* [Exercise directions]:
The entries that follow must be given again exactly, with the pictures excluded.

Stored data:
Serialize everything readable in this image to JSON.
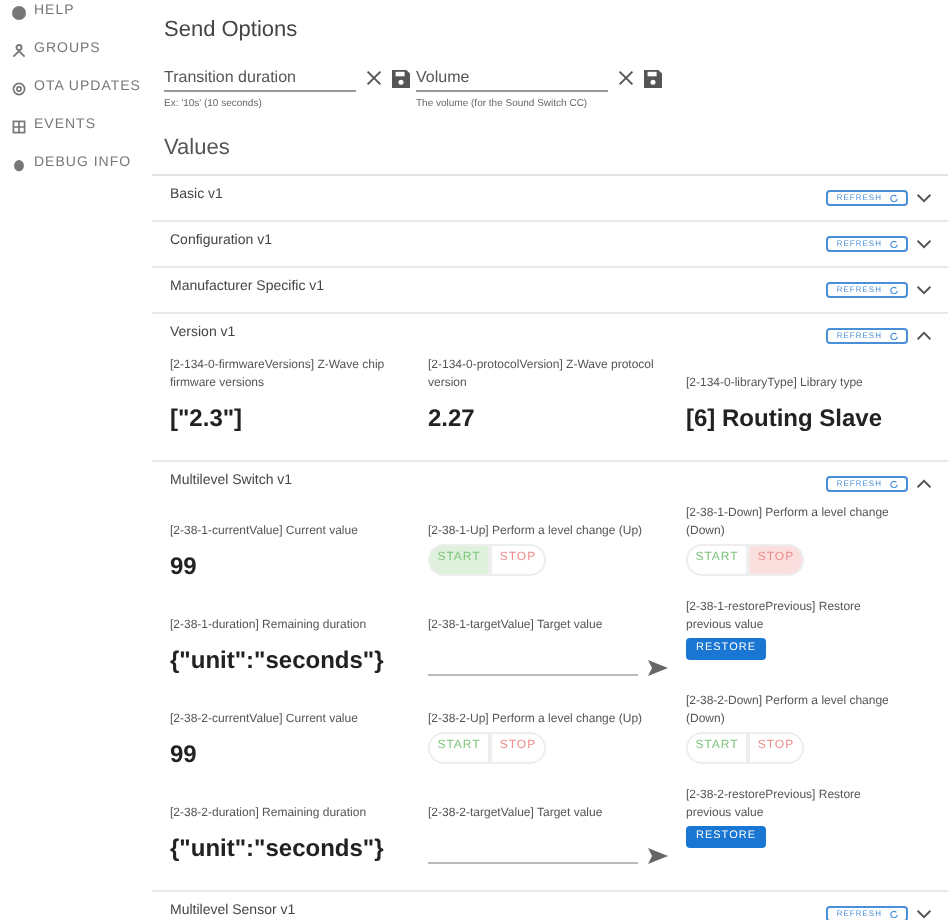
{
  "sidebar": {
    "items": [
      {
        "label": "HELP"
      },
      {
        "label": "GROUPS"
      },
      {
        "label": "OTA UPDATES"
      },
      {
        "label": "EVENTS"
      },
      {
        "label": "DEBUG INFO"
      }
    ]
  },
  "send_options": {
    "title": "Send Options",
    "fields": [
      {
        "placeholder": "Transition duration",
        "hint": "Ex: '10s' (10 seconds)"
      },
      {
        "placeholder": "Volume",
        "hint": "The volume (for the Sound Switch CC)"
      }
    ]
  },
  "values": {
    "title": "Values",
    "panels": [
      {
        "title": "Basic v1",
        "refresh": "REFRESH",
        "expanded": false
      },
      {
        "title": "Configuration v1",
        "refresh": "REFRESH",
        "expanded": false
      },
      {
        "title": "Manufacturer Specific v1",
        "refresh": "REFRESH",
        "expanded": false
      },
      {
        "title": "Version v1",
        "refresh": "REFRESH",
        "expanded": true,
        "items": [
          {
            "kind": "value",
            "label": "[2-134-0-firmwareVersions] Z-Wave chip firmware versions",
            "value": "[\"2.3\"]"
          },
          {
            "kind": "value",
            "label": "[2-134-0-protocolVersion] Z-Wave protocol version",
            "value": "2.27"
          },
          {
            "kind": "value",
            "label": "[2-134-0-libraryType] Library type",
            "value": "[6] Routing Slave"
          }
        ]
      },
      {
        "title": "Multilevel Switch v1",
        "refresh": "REFRESH",
        "expanded": true,
        "items": [
          {
            "kind": "value",
            "label": "[2-38-1-currentValue] Current value",
            "value": "99"
          },
          {
            "kind": "level_change",
            "label": "[2-38-1-Up] Perform a level change (Up)",
            "start": "START",
            "stop": "STOP",
            "start_active": true,
            "stop_active": false
          },
          {
            "kind": "level_change",
            "label": "[2-38-1-Down] Perform a level change (Down)",
            "start": "START",
            "stop": "STOP",
            "start_active": false,
            "stop_active": true
          },
          {
            "kind": "value",
            "label": "[2-38-1-duration] Remaining duration",
            "value": "{\"unit\":\"seconds\"}"
          },
          {
            "kind": "target",
            "label": "[2-38-1-targetValue] Target value"
          },
          {
            "kind": "restore",
            "label": "[2-38-1-restorePrevious] Restore previous value",
            "button": "RESTORE"
          },
          {
            "kind": "value",
            "label": "[2-38-2-currentValue] Current value",
            "value": "99"
          },
          {
            "kind": "level_change",
            "label": "[2-38-2-Up] Perform a level change (Up)",
            "start": "START",
            "stop": "STOP",
            "start_active": false,
            "stop_active": false
          },
          {
            "kind": "level_change",
            "label": "[2-38-2-Down] Perform a level change (Down)",
            "start": "START",
            "stop": "STOP",
            "start_active": false,
            "stop_active": false
          },
          {
            "kind": "value",
            "label": "[2-38-2-duration] Remaining duration",
            "value": "{\"unit\":\"seconds\"}"
          },
          {
            "kind": "target",
            "label": "[2-38-2-targetValue] Target value"
          },
          {
            "kind": "restore",
            "label": "[2-38-2-restorePrevious] Restore previous value",
            "button": "RESTORE"
          }
        ]
      },
      {
        "title": "Multilevel Sensor v1",
        "refresh": "REFRESH",
        "expanded": false
      }
    ]
  }
}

* [Written solution]:
Serialize everything readable in this image to JSON.
{
  "sidebar": {
    "items": [
      {
        "label": "HELP"
      },
      {
        "label": "GROUPS"
      },
      {
        "label": "OTA UPDATES"
      },
      {
        "label": "EVENTS"
      },
      {
        "label": "DEBUG INFO"
      }
    ]
  },
  "send_options": {
    "title": "Send Options",
    "fields": [
      {
        "placeholder": "Transition duration",
        "hint": "Ex: '10s' (10 seconds)"
      },
      {
        "placeholder": "Volume",
        "hint": "The volume (for the Sound Switch CC)"
      }
    ]
  },
  "values": {
    "title": "Values",
    "panels": [
      {
        "title": "Basic v1",
        "refresh": "REFRESH",
        "expanded": false
      },
      {
        "title": "Configuration v1",
        "refresh": "REFRESH",
        "expanded": false
      },
      {
        "title": "Manufacturer Specific v1",
        "refresh": "REFRESH",
        "expanded": false
      },
      {
        "title": "Version v1",
        "refresh": "REFRESH",
        "expanded": true,
        "items": [
          {
            "kind": "value",
            "label": "[2-134-0-firmwareVersions] Z-Wave chip firmware versions",
            "value": "[\"2.3\"]"
          },
          {
            "kind": "value",
            "label": "[2-134-0-protocolVersion] Z-Wave protocol version",
            "value": "2.27"
          },
          {
            "kind": "value",
            "label": "[2-134-0-libraryType] Library type",
            "value": "[6] Routing Slave"
          }
        ]
      },
      {
        "title": "Multilevel Switch v1",
        "refresh": "REFRESH",
        "expanded": true,
        "items": [
          {
            "kind": "value",
            "label": "[2-38-1-currentValue] Current value",
            "value": "99"
          },
          {
            "kind": "level_change",
            "label": "[2-38-1-Up] Perform a level change (Up)",
            "start": "START",
            "stop": "STOP",
            "start_active": true,
            "stop_active": false
          },
          {
            "kind": "level_change",
            "label": "[2-38-1-Down] Perform a level change (Down)",
            "start": "START",
            "stop": "STOP",
            "start_active": false,
            "stop_active": true
          },
          {
            "kind": "value",
            "label": "[2-38-1-duration] Remaining duration",
            "value": "{\"unit\":\"seconds\"}"
          },
          {
            "kind": "target",
            "label": "[2-38-1-targetValue] Target value"
          },
          {
            "kind": "restore",
            "label": "[2-38-1-restorePrevious] Restore previous value",
            "button": "RESTORE"
          },
          {
            "kind": "value",
            "label": "[2-38-2-currentValue] Current value",
            "value": "99"
          },
          {
            "kind": "level_change",
            "label": "[2-38-2-Up] Perform a level change (Up)",
            "start": "START",
            "stop": "STOP",
            "start_active": false,
            "stop_active": false
          },
          {
            "kind": "level_change",
            "label": "[2-38-2-Down] Perform a level change (Down)",
            "start": "START",
            "stop": "STOP",
            "start_active": false,
            "stop_active": false
          },
          {
            "kind": "value",
            "label": "[2-38-2-duration] Remaining duration",
            "value": "{\"unit\":\"seconds\"}"
          },
          {
            "kind": "target",
            "label": "[2-38-2-targetValue] Target value"
          },
          {
            "kind": "restore",
            "label": "[2-38-2-restorePrevious] Restore previous value",
            "button": "RESTORE"
          }
        ]
      },
      {
        "title": "Multilevel Sensor v1",
        "refresh": "REFRESH",
        "expanded": false
      }
    ]
  }
}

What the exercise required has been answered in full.